The Silk corporation makes soy milk and almond milk, both of which are widely available in supermarkets. But of late, they have decided to really push the almond milk with advertising. And, I think their tv ads have really been cute and effective.
The ads feature this little almond-man talking to some guy in the kitchen about what to pour over his cereal at breakfast. The little almond keeps saying, "would you rather have this or this?" while the screen flashes back and forth from the two of them to a very close-up picture of a cow being milked, where you can see the udders up-close and some hands yanking on the udders and milk squirting out.
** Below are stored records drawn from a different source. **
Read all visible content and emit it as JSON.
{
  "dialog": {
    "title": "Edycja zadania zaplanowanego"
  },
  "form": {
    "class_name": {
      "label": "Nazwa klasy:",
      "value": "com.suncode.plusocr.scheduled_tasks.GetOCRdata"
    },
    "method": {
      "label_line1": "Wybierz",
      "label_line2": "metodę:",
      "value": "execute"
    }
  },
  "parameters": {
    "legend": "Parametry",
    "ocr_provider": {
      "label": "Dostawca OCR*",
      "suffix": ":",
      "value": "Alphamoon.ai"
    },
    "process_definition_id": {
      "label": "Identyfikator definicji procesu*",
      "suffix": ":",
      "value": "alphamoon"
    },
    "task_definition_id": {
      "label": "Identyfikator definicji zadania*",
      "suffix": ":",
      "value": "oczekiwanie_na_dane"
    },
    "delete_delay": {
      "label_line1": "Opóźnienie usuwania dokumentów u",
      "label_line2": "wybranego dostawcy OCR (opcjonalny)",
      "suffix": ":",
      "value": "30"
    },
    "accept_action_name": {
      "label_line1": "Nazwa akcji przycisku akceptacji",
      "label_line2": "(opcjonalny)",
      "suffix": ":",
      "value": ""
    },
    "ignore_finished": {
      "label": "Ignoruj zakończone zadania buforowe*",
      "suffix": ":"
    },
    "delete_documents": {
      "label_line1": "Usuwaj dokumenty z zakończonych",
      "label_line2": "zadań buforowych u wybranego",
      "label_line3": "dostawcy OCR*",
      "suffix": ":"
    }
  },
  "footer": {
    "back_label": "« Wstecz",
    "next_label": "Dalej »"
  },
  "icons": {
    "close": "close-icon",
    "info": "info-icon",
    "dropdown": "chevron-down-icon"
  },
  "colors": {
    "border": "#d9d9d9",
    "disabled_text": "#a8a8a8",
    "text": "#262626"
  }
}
It's a reminder of the very bovine nature of milk.
I have visited dairy farms, and it's something that everyone should do because there you really get the sense of how bovine milk is. And when I say bovine, I mean strong-smelling of cow, including cow sweat, cow dung, cow urine, etc., with flies everywhere, etc. Most people don't realize that commercial milk from Big Ag is, among other things, DEODORIZED. After visiting a dairy farm- whether large or small- you don't come away with any desire to drink milk. And I was reminded of that in watching that close-up of a cow being milked in the ad. The only thing it lacked was the flies.
So, why not get your milk from something as clean as an almond?
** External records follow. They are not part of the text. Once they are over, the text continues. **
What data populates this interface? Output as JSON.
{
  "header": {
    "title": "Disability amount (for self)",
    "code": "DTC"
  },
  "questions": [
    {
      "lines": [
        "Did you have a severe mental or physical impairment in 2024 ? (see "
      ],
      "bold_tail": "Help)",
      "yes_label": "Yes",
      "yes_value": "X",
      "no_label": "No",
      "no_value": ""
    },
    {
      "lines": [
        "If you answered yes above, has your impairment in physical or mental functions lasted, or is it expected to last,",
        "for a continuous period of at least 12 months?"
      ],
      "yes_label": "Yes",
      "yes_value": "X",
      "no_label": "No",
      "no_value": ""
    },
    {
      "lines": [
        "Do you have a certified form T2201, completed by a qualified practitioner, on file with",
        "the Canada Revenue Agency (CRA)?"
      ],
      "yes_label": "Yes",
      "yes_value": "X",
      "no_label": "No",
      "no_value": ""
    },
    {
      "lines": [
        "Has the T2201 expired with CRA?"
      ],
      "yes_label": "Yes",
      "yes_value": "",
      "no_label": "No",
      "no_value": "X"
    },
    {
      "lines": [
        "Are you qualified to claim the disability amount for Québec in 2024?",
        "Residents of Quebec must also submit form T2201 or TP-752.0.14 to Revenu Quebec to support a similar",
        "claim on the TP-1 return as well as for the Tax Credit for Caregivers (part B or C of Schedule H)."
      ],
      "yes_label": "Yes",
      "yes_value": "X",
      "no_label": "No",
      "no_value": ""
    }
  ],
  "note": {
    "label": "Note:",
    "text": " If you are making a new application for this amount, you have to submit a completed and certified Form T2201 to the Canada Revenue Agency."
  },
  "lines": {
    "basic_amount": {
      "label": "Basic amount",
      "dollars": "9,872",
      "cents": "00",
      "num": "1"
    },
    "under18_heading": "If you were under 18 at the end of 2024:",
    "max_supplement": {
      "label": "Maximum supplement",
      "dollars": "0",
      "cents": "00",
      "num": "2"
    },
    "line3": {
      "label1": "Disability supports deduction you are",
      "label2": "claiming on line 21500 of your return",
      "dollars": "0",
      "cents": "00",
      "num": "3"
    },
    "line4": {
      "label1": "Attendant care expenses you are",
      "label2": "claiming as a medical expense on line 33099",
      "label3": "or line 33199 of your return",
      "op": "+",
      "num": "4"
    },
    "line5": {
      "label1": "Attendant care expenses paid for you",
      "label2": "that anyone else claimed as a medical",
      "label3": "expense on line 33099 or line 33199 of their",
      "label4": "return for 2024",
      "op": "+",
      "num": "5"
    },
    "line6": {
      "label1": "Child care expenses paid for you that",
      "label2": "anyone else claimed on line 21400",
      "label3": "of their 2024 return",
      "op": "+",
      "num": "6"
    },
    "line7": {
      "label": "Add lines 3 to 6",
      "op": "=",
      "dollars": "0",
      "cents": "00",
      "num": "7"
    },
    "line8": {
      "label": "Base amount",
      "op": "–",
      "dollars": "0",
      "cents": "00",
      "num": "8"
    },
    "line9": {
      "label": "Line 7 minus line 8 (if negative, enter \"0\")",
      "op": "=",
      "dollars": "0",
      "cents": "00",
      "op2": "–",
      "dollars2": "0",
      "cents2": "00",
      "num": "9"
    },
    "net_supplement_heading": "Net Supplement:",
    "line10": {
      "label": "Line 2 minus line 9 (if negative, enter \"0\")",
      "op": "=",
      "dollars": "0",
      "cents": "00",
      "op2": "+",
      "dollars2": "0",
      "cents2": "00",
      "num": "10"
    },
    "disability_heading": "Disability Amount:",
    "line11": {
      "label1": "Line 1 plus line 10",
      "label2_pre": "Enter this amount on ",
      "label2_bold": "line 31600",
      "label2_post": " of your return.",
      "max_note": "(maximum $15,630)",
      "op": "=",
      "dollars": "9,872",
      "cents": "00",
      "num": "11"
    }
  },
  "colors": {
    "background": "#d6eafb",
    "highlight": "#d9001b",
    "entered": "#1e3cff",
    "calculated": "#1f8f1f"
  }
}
As far as the Silk Almond milk goes, I have had it, but it's nothing that I would use on a regular basis. It's OK, but it's sweetened. It has a lot of nutritional fortification, and one of the things it's fortified with is Vitamin D. However, they use Vitamin D2, which is the synthetic, pharmaceutical Vitamin D and not natural Vitamin D, which is Vitamin D3. The Vitamin D Council urges everyone to avoid Vitamin D2, pointing out that virtually all of the cases of Vitamin D toxiciity have involved Vitamin D2 and not Vitamin D3. There is a world of difference between them, and Vitamin D3 is much to be preferred. Again, they use Vitamin D2 in Silk Almond mlk, but fortunately, it is a very low dose.
But, even if that were not an issue, there is no good reason to depend on commercial almond milk when you can make your own so easily. I make it just about every day. I used three kinds of nuts: almonds, pecans, and walnuts. I use a regular blender and a blender cup. A blender cup is just an 8 ounce cup that accepts the blade and housing of the blender, and it's meant for an individual serving. I fill the blender cup with nuts about half-way, and then I fill it to the top with purified water. Then I blend at high speed for about 8 seconds. That's it! It delivers a very white, pure, silky-smooth, delicoius nut mlilk which I pour over whole-grain cereal or oatmeal.
The reason why it is important to use a blender cup is because the nuts and water have to be under pressure in order to force the nuts down into the blade. If you try to use a regular big blender basin, the nuts will just fly around the top, and it will never work. You need that high pressure condition. So, be sure to fill the blender cup to the top with water.
And by the way, it keeps very well too. The blender cup comes with a cap, so if you don't use it all, you can screw on the cap, put it in the fridge, and it's still good the next day.
So, I am very enthused about homemade nut milk, and that's how I make it. I like the idea of the commercial almond milk better than the commecial soy milk, however, it's only something that I might use when I'm traveling. That's it. Otherwise, there's no need for it. Get yourself a blender cup and make your own nut milk at home.
But, they certainly do a good job of selling the idea that nut milk is superior to and preferable to bovine milk. Who needs cow's milk? It's food for baby cows, not adult humans, or even young humans. I wouldn't give dairy milk to kids either.